* **WHAT YOU ARE ASKED TO DO**:
Only those lines from the one with "Output a JSON" through the last line of the material belong in the answer, each repeated exactly.
BEGIN
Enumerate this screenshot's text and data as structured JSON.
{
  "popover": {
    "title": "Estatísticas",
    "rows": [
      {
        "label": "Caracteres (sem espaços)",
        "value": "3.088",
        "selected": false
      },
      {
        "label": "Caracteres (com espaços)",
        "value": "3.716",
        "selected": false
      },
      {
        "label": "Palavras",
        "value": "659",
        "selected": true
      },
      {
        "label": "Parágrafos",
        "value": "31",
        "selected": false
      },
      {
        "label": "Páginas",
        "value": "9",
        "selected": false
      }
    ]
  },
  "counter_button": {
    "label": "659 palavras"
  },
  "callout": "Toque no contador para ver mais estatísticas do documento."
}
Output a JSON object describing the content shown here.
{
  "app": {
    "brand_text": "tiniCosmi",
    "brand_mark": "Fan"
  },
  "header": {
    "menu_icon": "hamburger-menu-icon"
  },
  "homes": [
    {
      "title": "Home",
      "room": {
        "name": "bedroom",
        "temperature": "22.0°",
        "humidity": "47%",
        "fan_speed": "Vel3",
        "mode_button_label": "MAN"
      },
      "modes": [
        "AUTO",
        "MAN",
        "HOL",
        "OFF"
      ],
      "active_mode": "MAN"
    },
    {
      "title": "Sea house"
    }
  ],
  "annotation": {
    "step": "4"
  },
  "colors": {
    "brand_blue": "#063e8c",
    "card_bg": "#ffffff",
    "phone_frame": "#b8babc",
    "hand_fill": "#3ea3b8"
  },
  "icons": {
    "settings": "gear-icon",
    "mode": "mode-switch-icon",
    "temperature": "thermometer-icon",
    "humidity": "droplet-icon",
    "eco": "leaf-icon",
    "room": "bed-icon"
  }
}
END
* **OUTPUT FOR THIS TASK**:
Output a JSON object describing the content shown here.
{
  "app": {
    "brand_text": "tiniCosmi",
    "brand_mark": "Fan"
  },
  "header": {
    "menu_icon": "hamburger-menu-icon"
  },
  "homes": [
    {
      "title": "Home",
      "room": {
        "name": "bedroom",
        "temperature": "22.0°",
        "humidity": "47%",
        "fan_speed": "Vel3",
        "mode_button_label": "MAN"
      },
      "modes": [
        "AUTO",
        "MAN",
        "HOL",
        "OFF"
      ],
      "active_mode": "MAN"
    },
    {
      "title": "Sea house"
    }
  ],
  "annotation": {
    "step": "4"
  },
  "colors": {
    "brand_blue": "#063e8c",
    "card_bg": "#ffffff",
    "phone_frame": "#b8babc",
    "hand_fill": "#3ea3b8"
  },
  "icons": {
    "settings": "gear-icon",
    "mode": "mode-switch-icon",
    "temperature": "thermometer-icon",
    "humidity": "droplet-icon",
    "eco": "leaf-icon",
    "room": "bed-icon"
  }
}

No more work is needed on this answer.